Psychologists in the United Kingdom recently published a report which states that efforts to suppress desire to eat chocolates will ultimately lead to a rebound effect.

In an online poll conducted by Gulf News, 54 per cent said they did not believe there were any health benefits to eating chocolate.

City Talk spoke to a cross-section of residents to find out whether they believed reports about the benefits of chocolate, and whether it has made them want to eat more chocolate.

Mohammad Abu Naaj, 27, a customer service manager from Palestine, said: "I admit I'm one of those who are affected by such medical studies promoting the benefits of chocolates, and you can say I take it as an excuse to eat even more. On a regular day I may eat up to two chocolate bars a day, which perhaps is reflected in my weight but it also depends on my mood."

Rita Perera, 34, said that even though she regularly eats chocolate, she tries to eat proportionate amounts because it is risky to have too much of it.

"There are risks involved in eating too much of it. Chocolate makes one to loose appetite fast and it is bad for the teeth. I have not read anything about chocolate but logically speaking I know that eating too much of it can lead to unhealthy outcomes," said the Sri Lankan sales representative.

Retail Manager Nadia Angelini is addicted to chocolate and trusts scientific reports that says it has its benefits.

"Eating chocolate gives me a natural high, and I love it so much to the point that I'd rather have that instead of having a meal for lunch. I don't think its bad for you, because it makes you feel good," said the 23-year-old from the UK.

Mohammad Houmani, 25, sales officer from Lebanon, explained that he only eats chocolate when he needs the energy during his training sessions in kick-boxing.

Houmani said: "I don't believe any of the reports and only eat it if I need energy before my training. I think that it's a good source of energy."

Sienna Gonzales, 28, a Filipina cabin crew, said: "I love chocolate and heard that dark chocolate is good for health and I believe it too, it just gives me a reason to eat them daily." She added that she doesn't care what the reports say about chocolate because it cannot take away the satisfaction out of eating it.

Fasil M.K., a 34-year-old accountant from India, said: "It enhances the energy level due to having caffeine in it and increases a person's life span. I believe in self-control when it comes to chocolate and I am not influenced by what I read at all.

"If I have any queries regarding a product I simply ask my family doctor about it. I trust the doctor more than the media."

Shaji Kannan, 33, a manager, said that he rarely eats chocolate due to his diabetic condition and tries to control his blood sugar level.

He said: "I once read an article in Gulf News that chocolate is beneficial for one's health and I do believe it is but still keep a limit to eating it. I can share a chocolate bar with a few of my friends as a treat once every two weeks, but not more than that."

Wendy Puerta, from the Philippines, said that she does not believe chocolate has positive benefits, and eats less than she used to compared to a year ago.

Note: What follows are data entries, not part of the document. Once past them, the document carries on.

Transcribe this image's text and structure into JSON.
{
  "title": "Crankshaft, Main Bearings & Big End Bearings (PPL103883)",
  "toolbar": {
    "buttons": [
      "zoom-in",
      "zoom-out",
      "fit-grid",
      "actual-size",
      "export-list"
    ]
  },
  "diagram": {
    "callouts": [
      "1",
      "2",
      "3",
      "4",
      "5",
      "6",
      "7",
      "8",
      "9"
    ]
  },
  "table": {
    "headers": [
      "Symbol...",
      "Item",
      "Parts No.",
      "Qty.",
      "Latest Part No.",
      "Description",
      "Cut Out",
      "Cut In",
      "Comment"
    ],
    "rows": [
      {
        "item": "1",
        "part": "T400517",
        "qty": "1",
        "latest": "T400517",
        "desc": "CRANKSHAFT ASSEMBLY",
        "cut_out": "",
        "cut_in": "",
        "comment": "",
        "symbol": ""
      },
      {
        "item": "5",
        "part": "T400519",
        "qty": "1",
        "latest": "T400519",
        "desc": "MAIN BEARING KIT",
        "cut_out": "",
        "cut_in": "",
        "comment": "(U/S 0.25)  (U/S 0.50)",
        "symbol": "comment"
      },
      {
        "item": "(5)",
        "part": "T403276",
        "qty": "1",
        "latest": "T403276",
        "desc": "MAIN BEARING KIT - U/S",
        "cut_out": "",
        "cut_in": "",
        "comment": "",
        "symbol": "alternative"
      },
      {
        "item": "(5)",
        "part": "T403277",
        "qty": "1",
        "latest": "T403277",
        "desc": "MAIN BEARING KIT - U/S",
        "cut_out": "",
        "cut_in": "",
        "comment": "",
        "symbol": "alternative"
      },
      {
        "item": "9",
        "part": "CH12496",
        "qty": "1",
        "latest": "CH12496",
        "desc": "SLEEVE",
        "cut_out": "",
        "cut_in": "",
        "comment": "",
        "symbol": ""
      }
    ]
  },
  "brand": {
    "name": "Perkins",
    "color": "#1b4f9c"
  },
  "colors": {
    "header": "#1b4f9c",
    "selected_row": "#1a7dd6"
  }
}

The 32-year-old concierge officer said: "I used to have a bar of chocolate every night before I went to bed because it made me feel happy. But after I went to the doctor for a check-up, and he said that I'm suffering from vascular headaches because I have too much caffeine and chocolate."

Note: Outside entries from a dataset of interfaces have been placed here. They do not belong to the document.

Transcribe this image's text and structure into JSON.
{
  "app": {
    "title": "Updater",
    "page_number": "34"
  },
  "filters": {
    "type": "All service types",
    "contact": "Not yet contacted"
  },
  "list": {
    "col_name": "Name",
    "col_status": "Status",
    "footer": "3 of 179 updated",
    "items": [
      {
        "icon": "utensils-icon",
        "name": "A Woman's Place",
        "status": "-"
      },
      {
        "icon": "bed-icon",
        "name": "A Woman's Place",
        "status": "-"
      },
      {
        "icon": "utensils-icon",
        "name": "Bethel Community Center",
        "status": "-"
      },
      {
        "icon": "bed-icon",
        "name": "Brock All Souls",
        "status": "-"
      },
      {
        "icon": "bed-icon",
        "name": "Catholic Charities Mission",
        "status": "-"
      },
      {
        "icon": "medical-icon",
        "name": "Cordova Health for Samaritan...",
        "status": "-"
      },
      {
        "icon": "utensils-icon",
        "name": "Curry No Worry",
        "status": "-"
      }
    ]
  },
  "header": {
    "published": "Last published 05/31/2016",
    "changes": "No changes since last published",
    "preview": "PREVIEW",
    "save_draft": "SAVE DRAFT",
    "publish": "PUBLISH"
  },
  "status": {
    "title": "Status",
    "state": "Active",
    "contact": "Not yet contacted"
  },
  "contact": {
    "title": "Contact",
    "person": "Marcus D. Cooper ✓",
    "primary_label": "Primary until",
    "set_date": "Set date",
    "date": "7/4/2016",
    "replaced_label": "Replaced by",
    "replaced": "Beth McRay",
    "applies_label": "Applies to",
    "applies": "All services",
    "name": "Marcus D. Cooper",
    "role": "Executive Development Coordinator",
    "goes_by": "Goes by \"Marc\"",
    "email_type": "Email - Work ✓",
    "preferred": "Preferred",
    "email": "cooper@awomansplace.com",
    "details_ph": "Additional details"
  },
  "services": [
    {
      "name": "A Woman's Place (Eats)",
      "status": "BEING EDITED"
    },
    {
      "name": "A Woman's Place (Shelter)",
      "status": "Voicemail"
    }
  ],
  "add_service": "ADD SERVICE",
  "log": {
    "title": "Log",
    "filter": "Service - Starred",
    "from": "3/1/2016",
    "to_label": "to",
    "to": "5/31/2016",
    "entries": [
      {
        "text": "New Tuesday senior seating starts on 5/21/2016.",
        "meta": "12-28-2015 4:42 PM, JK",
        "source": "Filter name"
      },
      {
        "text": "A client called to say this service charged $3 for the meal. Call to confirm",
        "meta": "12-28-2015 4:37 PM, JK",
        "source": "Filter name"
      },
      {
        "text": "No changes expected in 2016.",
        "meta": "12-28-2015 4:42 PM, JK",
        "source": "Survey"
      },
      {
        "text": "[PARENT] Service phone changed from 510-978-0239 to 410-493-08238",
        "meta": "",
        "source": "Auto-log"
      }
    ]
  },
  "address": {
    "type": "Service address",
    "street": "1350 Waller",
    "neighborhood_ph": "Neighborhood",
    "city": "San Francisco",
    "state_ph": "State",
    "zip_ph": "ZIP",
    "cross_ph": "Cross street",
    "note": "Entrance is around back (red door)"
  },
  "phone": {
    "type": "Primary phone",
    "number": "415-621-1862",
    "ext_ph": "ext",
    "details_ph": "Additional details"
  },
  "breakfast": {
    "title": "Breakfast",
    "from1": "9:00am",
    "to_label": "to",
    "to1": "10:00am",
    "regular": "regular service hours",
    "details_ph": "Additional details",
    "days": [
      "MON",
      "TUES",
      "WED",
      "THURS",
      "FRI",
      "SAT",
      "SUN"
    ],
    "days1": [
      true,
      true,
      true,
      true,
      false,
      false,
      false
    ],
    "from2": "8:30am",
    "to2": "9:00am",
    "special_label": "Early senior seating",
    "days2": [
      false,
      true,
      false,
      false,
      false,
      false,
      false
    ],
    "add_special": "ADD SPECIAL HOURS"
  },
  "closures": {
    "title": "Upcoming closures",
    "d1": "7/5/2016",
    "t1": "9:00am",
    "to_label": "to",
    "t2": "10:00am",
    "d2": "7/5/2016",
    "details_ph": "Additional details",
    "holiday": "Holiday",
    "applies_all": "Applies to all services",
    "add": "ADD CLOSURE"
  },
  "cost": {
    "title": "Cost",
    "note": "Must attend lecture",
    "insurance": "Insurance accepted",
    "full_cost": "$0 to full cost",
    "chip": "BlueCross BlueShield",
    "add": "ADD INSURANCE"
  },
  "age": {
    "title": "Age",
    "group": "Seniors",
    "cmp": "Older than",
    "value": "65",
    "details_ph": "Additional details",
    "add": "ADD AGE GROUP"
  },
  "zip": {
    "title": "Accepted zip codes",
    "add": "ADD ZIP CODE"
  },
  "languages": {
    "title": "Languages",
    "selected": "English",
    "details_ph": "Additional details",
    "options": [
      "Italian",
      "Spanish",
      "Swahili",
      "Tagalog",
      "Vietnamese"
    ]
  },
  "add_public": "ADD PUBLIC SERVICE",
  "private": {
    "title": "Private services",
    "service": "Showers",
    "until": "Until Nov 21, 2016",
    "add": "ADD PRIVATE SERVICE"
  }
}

Ben Thomas, 59, a company director from India, said: "Hearing new studies highlighting the benefits of chocolates can be a good excuse to have some more but we try not to overdo it.

"My family and I love chocolate but we only consume it in moderation. We're selective about which chocolate we buy because there are lots of cheap products on the market which are covered in chocolate but contain no coco."

Mylene D. Cedillo, 29, Filipino office assistant, said: "I'm not really influenced greatly by studies because I love chocolates anyway, but I try to eat it in moderation. "I like eating chocolate because it's a simple way of feeling good and instantly forgetting about some of life's problems."